So it turns out tulips aren't from Holland.* But once, almost four hundred years ago, they so seduced Dutchmen that for a few hot months, trading tulips was the fastest way to a quick buck and then, suddenly, the surest path to a quick ruin. I'm finishing up reading Tulipomania by Mike Dash, and it's fascinating. He details the "tulip boom" of 1636-1637 and the evolution of both commerce and horticulture that led to it. I picked up the book because it might, tangentially, be related to a future writing project of mine. But it has ended up having the unexpected result of making me fall in love with tulips!
Today, tulips are spring's bright but, well, common handmaid. Wide beds of red or yellow tulips pop up at spring's arrival, just after the hardy crocuses and the cheerful daffodils. In years past I had not thought much about tulips, but after learning about how much they were once valued I've started looking at them in a different light. The traders of the 17th century did not value all tulips the same, and they were likely almost as indifferent to the plain red varieties as I am today. But the more delicate, rarer types fired the lust of collectors and the greed of traders. The highest reliably-recorded price for a single bulb during the boom was 5,200 guilders. For some perspective: a typical middle-ranking merchant would earn 1,500 guilders a year, and seven years after the boom Rembrandt would rake in 1,600 guilders as his fee for his masterpiece, The Night Watch. After the bust, one trader tried to solicit a lawyer's help to recoup his losses, including 6,000 guilders paid for four pounds of Switser bulbs.
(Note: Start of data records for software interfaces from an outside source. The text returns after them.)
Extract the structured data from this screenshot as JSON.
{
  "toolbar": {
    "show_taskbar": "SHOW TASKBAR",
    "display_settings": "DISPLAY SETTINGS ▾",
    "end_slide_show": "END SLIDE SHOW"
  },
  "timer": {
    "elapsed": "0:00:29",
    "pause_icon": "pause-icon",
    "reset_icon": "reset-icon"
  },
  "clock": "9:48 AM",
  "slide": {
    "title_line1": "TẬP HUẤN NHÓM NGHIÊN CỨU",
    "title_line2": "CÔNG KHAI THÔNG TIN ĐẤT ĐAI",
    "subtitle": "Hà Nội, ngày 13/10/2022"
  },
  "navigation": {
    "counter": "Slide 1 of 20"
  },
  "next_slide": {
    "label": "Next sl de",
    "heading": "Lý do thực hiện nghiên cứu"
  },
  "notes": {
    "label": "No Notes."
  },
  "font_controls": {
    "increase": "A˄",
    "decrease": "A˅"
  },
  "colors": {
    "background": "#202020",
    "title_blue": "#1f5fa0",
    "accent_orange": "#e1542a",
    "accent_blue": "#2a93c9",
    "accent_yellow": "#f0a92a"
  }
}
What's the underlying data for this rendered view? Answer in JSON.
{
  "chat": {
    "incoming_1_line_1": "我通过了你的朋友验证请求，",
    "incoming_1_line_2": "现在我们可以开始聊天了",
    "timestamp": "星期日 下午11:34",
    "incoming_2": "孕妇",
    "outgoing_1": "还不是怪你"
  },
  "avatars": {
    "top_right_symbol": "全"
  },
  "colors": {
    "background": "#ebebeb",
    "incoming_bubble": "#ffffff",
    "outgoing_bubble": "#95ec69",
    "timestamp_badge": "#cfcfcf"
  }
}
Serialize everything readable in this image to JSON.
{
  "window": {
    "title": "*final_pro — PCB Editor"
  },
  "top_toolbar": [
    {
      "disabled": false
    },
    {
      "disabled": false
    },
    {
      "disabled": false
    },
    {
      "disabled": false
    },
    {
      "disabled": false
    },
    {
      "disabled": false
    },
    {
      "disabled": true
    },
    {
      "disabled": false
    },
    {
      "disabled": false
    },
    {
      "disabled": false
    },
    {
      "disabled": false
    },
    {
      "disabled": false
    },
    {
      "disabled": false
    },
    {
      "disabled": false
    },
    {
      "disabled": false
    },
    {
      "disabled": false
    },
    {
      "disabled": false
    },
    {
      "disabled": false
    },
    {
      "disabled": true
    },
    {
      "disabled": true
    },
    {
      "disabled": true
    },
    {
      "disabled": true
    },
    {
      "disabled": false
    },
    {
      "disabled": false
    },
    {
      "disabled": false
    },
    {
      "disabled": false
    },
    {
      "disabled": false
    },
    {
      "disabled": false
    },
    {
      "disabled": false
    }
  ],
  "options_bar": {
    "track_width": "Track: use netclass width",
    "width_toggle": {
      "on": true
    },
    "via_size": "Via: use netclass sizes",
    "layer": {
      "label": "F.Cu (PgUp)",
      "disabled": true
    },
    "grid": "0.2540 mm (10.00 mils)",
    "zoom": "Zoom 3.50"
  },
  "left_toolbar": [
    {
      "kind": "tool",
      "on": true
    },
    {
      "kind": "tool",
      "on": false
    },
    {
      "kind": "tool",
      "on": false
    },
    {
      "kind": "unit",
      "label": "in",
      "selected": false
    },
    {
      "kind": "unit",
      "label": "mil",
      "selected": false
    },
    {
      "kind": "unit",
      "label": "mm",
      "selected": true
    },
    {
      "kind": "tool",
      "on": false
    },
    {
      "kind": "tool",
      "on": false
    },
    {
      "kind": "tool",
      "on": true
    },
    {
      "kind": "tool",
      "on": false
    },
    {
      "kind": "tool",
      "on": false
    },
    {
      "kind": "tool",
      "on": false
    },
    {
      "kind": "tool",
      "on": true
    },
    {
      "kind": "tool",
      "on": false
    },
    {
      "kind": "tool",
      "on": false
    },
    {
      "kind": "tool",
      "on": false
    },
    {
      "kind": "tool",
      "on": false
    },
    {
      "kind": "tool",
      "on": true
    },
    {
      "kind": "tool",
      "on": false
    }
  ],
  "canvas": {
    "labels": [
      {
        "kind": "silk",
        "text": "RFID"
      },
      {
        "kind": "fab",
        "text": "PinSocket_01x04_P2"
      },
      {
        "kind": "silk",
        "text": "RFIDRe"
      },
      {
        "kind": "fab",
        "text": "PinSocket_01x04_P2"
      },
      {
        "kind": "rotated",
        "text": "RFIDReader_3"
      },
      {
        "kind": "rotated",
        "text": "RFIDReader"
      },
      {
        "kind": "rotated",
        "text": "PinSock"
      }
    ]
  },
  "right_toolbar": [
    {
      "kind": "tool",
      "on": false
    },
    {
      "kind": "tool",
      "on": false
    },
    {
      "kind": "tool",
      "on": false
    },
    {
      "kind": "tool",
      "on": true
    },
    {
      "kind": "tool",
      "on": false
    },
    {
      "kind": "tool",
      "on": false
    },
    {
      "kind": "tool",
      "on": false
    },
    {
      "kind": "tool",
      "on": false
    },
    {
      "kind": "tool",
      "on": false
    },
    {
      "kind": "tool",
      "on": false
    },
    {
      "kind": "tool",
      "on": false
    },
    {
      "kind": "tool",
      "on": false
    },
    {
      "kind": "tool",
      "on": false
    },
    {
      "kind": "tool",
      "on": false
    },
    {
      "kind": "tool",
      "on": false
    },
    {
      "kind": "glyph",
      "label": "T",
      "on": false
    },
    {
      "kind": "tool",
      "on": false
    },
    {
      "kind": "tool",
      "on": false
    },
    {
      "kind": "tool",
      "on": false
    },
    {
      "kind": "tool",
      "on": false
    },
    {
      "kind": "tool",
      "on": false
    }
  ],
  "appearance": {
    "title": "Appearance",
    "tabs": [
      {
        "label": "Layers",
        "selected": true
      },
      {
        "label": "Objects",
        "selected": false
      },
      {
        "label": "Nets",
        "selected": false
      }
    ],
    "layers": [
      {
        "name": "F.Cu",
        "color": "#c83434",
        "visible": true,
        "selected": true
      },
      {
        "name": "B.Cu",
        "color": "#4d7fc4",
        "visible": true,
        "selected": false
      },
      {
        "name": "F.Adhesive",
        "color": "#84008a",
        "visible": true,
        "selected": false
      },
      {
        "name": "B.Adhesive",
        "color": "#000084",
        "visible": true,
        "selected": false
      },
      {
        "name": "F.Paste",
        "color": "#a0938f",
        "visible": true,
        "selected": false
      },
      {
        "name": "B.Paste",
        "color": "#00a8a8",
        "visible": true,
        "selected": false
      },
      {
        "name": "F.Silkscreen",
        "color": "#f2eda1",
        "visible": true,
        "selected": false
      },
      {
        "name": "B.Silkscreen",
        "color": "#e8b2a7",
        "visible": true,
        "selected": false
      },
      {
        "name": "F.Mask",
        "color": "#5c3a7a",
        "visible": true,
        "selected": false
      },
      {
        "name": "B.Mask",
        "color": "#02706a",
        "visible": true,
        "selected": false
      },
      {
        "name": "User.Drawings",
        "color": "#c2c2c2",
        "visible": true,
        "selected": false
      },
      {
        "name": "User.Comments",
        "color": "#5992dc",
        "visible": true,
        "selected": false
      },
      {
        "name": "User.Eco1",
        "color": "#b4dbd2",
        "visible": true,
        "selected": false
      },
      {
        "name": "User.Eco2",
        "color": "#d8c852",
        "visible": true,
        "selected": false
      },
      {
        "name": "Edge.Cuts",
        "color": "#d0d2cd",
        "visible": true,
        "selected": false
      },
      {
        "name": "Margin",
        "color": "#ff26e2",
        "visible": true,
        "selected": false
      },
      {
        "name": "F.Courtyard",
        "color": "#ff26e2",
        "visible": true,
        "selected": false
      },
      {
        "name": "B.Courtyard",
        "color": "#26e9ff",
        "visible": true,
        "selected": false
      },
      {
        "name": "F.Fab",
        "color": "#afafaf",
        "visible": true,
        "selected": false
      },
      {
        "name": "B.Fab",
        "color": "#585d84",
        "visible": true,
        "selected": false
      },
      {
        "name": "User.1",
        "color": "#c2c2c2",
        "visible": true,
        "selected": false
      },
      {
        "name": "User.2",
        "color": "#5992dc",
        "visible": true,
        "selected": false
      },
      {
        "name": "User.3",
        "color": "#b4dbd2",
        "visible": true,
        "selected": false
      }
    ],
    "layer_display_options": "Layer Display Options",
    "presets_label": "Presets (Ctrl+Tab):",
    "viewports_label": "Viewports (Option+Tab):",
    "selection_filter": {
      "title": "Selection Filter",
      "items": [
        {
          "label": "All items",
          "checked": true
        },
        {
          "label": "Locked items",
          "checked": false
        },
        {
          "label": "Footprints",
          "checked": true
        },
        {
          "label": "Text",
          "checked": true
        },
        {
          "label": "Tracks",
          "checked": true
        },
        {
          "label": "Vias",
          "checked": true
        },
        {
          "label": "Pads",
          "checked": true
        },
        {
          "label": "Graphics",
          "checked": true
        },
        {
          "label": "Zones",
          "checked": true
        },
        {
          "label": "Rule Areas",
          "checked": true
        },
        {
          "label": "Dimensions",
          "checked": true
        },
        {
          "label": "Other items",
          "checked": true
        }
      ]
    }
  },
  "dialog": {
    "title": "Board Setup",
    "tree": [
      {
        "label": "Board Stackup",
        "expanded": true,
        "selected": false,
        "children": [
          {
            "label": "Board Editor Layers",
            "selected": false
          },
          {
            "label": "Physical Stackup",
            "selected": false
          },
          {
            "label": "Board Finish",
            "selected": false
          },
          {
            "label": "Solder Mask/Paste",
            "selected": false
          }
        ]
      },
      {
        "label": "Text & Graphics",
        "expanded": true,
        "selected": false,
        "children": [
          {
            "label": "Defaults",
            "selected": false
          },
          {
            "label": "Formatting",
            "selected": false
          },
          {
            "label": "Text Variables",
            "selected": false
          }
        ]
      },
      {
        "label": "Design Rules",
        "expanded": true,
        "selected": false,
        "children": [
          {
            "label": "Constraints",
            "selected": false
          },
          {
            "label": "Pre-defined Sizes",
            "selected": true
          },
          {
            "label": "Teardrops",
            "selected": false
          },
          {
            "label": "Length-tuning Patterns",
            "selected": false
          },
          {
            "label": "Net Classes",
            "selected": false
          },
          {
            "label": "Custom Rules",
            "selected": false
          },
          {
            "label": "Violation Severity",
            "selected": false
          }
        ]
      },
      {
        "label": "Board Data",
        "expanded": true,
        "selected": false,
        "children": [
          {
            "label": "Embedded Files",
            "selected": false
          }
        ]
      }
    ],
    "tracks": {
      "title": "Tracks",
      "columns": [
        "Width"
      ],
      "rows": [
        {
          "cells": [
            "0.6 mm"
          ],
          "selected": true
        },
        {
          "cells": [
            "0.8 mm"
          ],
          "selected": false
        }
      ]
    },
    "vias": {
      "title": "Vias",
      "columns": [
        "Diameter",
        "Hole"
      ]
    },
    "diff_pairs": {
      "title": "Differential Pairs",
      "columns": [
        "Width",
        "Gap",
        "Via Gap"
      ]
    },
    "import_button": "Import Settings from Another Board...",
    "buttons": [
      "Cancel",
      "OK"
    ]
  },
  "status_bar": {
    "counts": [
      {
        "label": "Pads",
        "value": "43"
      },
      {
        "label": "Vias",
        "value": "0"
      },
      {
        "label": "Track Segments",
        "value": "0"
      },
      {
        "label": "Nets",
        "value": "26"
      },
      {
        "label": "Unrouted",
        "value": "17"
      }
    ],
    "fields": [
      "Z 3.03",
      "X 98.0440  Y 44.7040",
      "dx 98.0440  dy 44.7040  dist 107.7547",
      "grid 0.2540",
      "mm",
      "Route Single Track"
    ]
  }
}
Nature conspired with my reading to bring us a beautiful crop of tulips here in the city, just as I was reading the book. So now I'm hooked on tulips. I even love the way they die -- with exuberance. Many of them just keep blooming, giving it all they've got, til they can't handle it anymore and just fall off. Such a great way to go.
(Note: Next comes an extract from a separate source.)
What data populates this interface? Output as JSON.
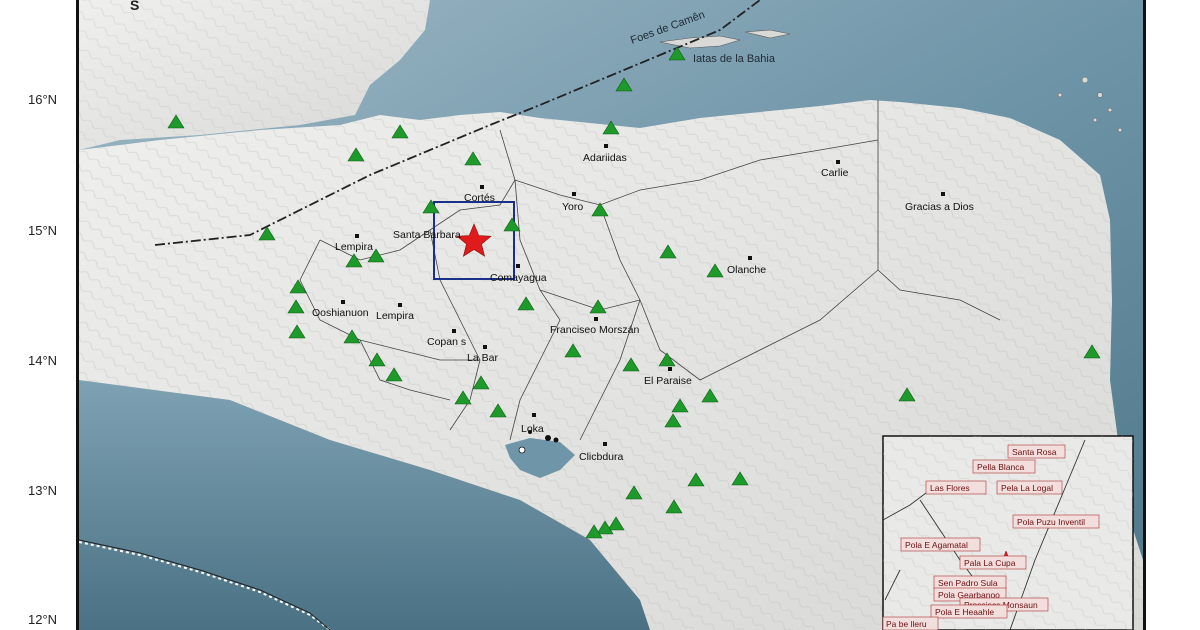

It's past tulip season now but here are some photos I took last weekend.
I love the double tulips -- they're my favorite.
* Wild tulips are originally from the plains of central Asia.